YOUR OBJECTIVE:
You are asked to filter the data below and copy every line holding "this".

DATASET EXTRACT section start

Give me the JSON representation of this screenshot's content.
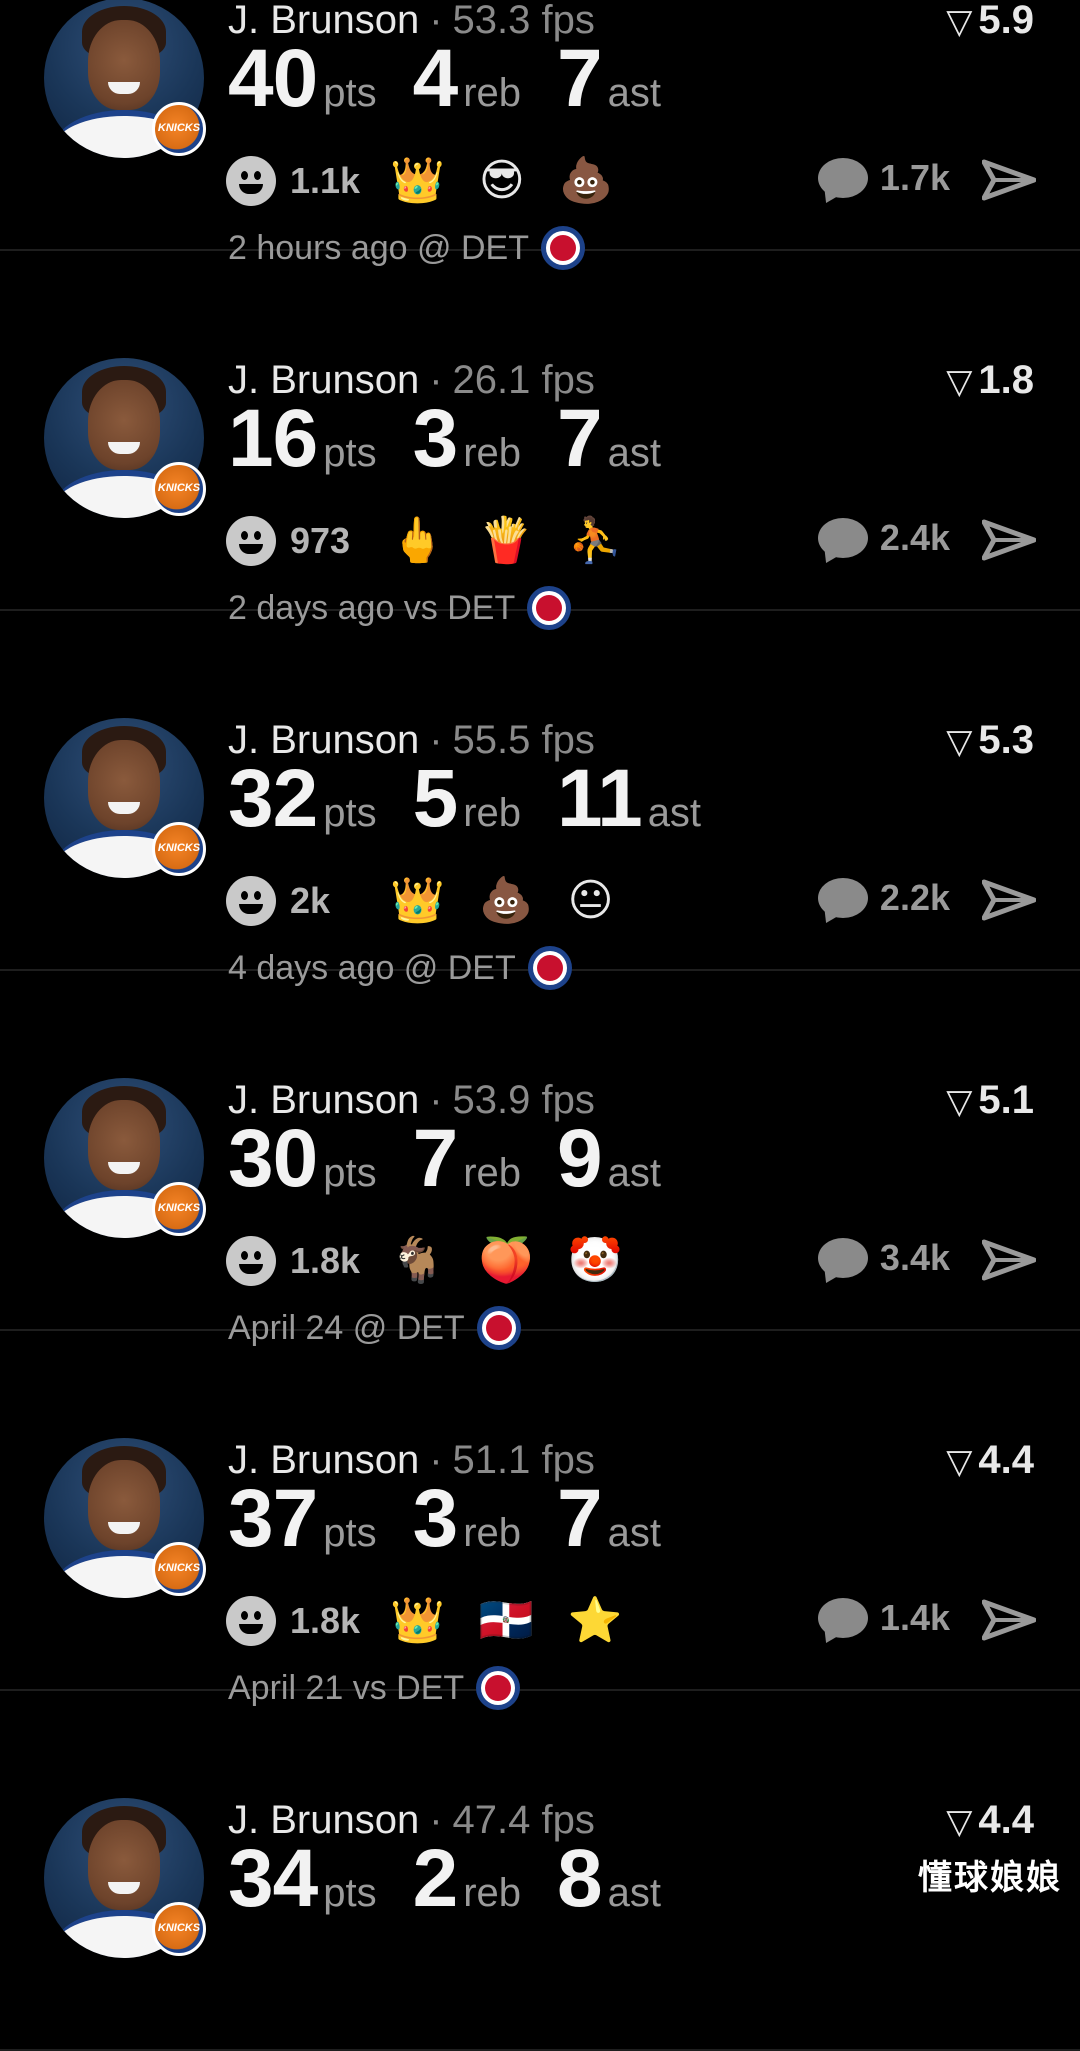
{
  "posts": [
    {
      "player": "J. Brunson",
      "fps": "53.3 fps",
      "rating": "5.9",
      "stats": [
        {
          "num": "40",
          "unit": "pts"
        },
        {
          "num": "4",
          "unit": "reb"
        },
        {
          "num": "7",
          "unit": "ast"
        }
      ],
      "reaction_count": "1.1k",
      "emojis": [
        "👑",
        "😎",
        "💩"
      ],
      "comment_count": "1.7k",
      "time": "2 hours ago @ DET"
    },
    {
      "player": "J. Brunson",
      "fps": "26.1 fps",
      "rating": "1.8",
      "stats": [
        {
          "num": "16",
          "unit": "pts"
        },
        {
          "num": "3",
          "unit": "reb"
        },
        {
          "num": "7",
          "unit": "ast"
        }
      ],
      "reaction_count": "973",
      "emojis": [
        "🖕",
        "🍟",
        "⛹"
      ],
      "comment_count": "2.4k",
      "time": "2 days ago vs DET"
    },
    {
      "player": "J. Brunson",
      "fps": "55.5 fps",
      "rating": "5.3",
      "stats": [
        {
          "num": "32",
          "unit": "pts"
        },
        {
          "num": "5",
          "unit": "reb"
        },
        {
          "num": "11",
          "unit": "ast"
        }
      ],
      "reaction_count": "2k",
      "emojis": [
        "👑",
        "💩",
        "😐"
      ],
      "comment_count": "2.2k",
      "time": "4 days ago @ DET"
    },
    {
      "player": "J. Brunson",
      "fps": "53.9 fps",
      "rating": "5.1",
      "stats": [
        {
          "num": "30",
          "unit": "pts"
        },
        {
          "num": "7",
          "unit": "reb"
        },
        {
          "num": "9",
          "unit": "ast"
        }
      ],
      "reaction_count": "1.8k",
      "emojis": [
        "🐐",
        "🍑",
        "🤡"
      ],
      "comment_count": "3.4k",
      "time": "April 24 @ DET"
    },
    {
      "player": "J. Brunson",
      "fps": "51.1 fps",
      "rating": "4.4",
      "stats": [
        {
          "num": "37",
          "unit": "pts"
        },
        {
          "num": "3",
          "unit": "reb"
        },
        {
          "num": "7",
          "unit": "ast"
        }
      ],
      "reaction_count": "1.8k",
      "emojis": [
        "👑",
        "🇩🇴",
        "⭐"
      ],
      "comment_count": "1.4k",
      "time": "April 21 vs DET"
    },
    {
      "player": "J. Brunson",
      "fps": "47.4 fps",
      "rating": "4.4",
      "stats": [
        {
          "num": "34",
          "unit": "pts"
        },
        {
          "num": "2",
          "unit": "reb"
        },
        {
          "num": "8",
          "unit": "ast"
        }
      ],
      "reaction_count": "",
      "emojis": [],
      "comment_count": "",
      "time": ""
    }
  ],
  "icons": {
    "rating": "rating-triangle-icon",
    "reaction": "smiley-icon",
    "comment": "comment-bubble-icon",
    "share": "share-arrow-icon",
    "team_logo": "pistons-logo-icon",
    "player_badge": "knicks-badge-icon"
  },
  "knicks_badge_text": "KNICKS",
  "colors": {
    "background": "#000000",
    "text_primary": "#f2f2f2",
    "text_secondary": "#9a9a9a",
    "knicks_blue": "#1d428a",
    "knicks_orange": "#f58426",
    "pistons_red": "#c8102e"
  },
  "watermark": "懂球娘娘"
}
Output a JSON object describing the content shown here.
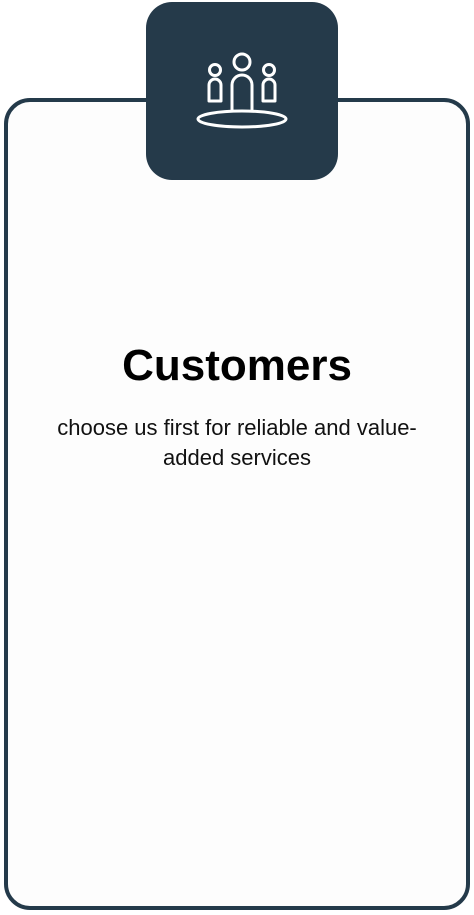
{
  "card": {
    "icon": "people-group-icon",
    "title": "Customers",
    "description": "choose us first for reliable and value-added services"
  },
  "colors": {
    "accent": "#253a4a",
    "card_background": "#fdfdfd",
    "text": "#000000"
  }
}
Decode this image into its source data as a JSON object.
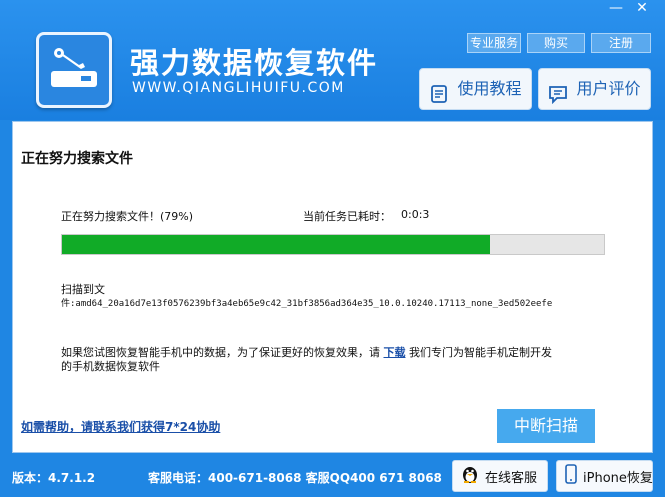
{
  "window": {
    "minimize_label": "—",
    "close_label": "✕"
  },
  "header": {
    "app_title": "强力数据恢复软件",
    "app_url": "WWW.QIANGLIHUIFU.COM",
    "links": [
      "专业服务",
      "购买",
      "注册"
    ],
    "tutorial_label": "使用教程",
    "review_label": "用户评价"
  },
  "scan": {
    "title": "正在努力搜索文件",
    "status_text": "正在努力搜索文件！(79%)",
    "progress_percent": 79,
    "elapsed_label": "当前任务已耗时：",
    "elapsed_value": "0:0:3",
    "scanning_label": "扫描到文",
    "scanning_path": "件:amd64_20a16d7e13f0576239bf3a4eb65e9c42_31bf3856ad364e35_10.0.10240.17113_none_3ed502eefe",
    "note_pre": "如果您试图恢复智能手机中的数据，为了保证更好的恢复效果，请",
    "note_link": "下载",
    "note_post": "我们专门为智能手机定制开发",
    "note_line2": "的手机数据恢复软件",
    "help_link": "如需帮助，请联系我们获得7*24协助",
    "stop_label": "中断扫描"
  },
  "footer": {
    "version": "版本：4.7.1.2",
    "phone": "客服电话：400-671-8068 客服QQ400 671 8068",
    "online_service_label": "在线客服",
    "iphone_label": "iPhone恢复"
  },
  "colors": {
    "brand_blue": "#1f86e3",
    "progress_green": "#11ab27",
    "stop_button": "#46a9ee"
  }
}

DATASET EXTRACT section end

RESPONSE:
Give me the JSON representation of this screenshot's content.
Decode this image into its source data as a JSON object.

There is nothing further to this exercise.